**WHAT TO DO:**
What lines below mention the word "athiyashetty"? Copy each one.

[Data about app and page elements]
---------------
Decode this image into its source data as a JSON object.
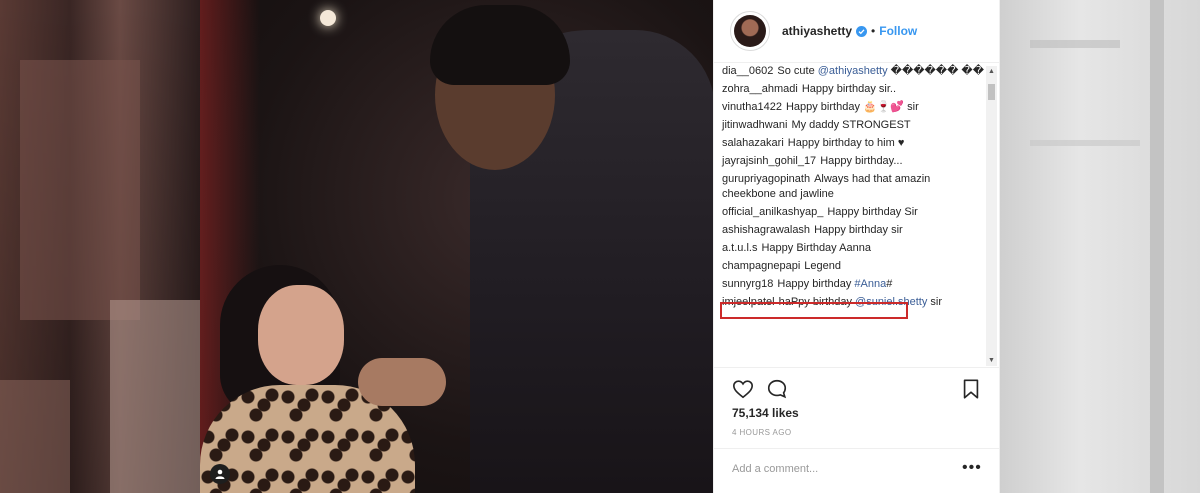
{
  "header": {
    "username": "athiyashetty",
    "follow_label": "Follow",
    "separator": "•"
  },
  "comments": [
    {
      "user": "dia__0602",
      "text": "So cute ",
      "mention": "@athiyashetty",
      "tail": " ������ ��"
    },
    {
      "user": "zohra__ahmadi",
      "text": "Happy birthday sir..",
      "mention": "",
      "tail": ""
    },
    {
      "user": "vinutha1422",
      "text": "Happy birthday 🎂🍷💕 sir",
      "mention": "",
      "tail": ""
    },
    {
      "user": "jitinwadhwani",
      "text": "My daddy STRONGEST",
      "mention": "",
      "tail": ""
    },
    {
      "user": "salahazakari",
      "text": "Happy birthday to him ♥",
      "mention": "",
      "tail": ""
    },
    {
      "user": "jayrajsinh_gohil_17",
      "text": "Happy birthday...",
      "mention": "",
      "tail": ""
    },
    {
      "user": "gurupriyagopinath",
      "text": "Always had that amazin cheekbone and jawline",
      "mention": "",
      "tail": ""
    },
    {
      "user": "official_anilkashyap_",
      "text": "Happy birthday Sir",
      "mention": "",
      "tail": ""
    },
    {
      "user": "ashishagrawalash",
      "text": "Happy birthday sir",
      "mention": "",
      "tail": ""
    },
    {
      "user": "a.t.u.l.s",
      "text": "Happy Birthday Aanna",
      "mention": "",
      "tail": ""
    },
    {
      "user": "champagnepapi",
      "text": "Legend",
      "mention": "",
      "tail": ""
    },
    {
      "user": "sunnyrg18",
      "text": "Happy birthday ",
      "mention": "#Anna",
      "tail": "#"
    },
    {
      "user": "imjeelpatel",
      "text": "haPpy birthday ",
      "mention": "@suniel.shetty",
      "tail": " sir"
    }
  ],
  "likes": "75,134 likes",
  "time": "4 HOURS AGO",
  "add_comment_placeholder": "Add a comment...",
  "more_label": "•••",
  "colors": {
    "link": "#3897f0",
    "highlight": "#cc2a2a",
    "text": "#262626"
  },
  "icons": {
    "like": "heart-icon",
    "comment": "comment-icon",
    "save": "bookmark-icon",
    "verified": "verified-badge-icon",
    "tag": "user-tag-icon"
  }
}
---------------
**OUTPUT FOR THIS EXERCISE:**
    "username": "athiyashetty",
      "mention": "@athiyashetty",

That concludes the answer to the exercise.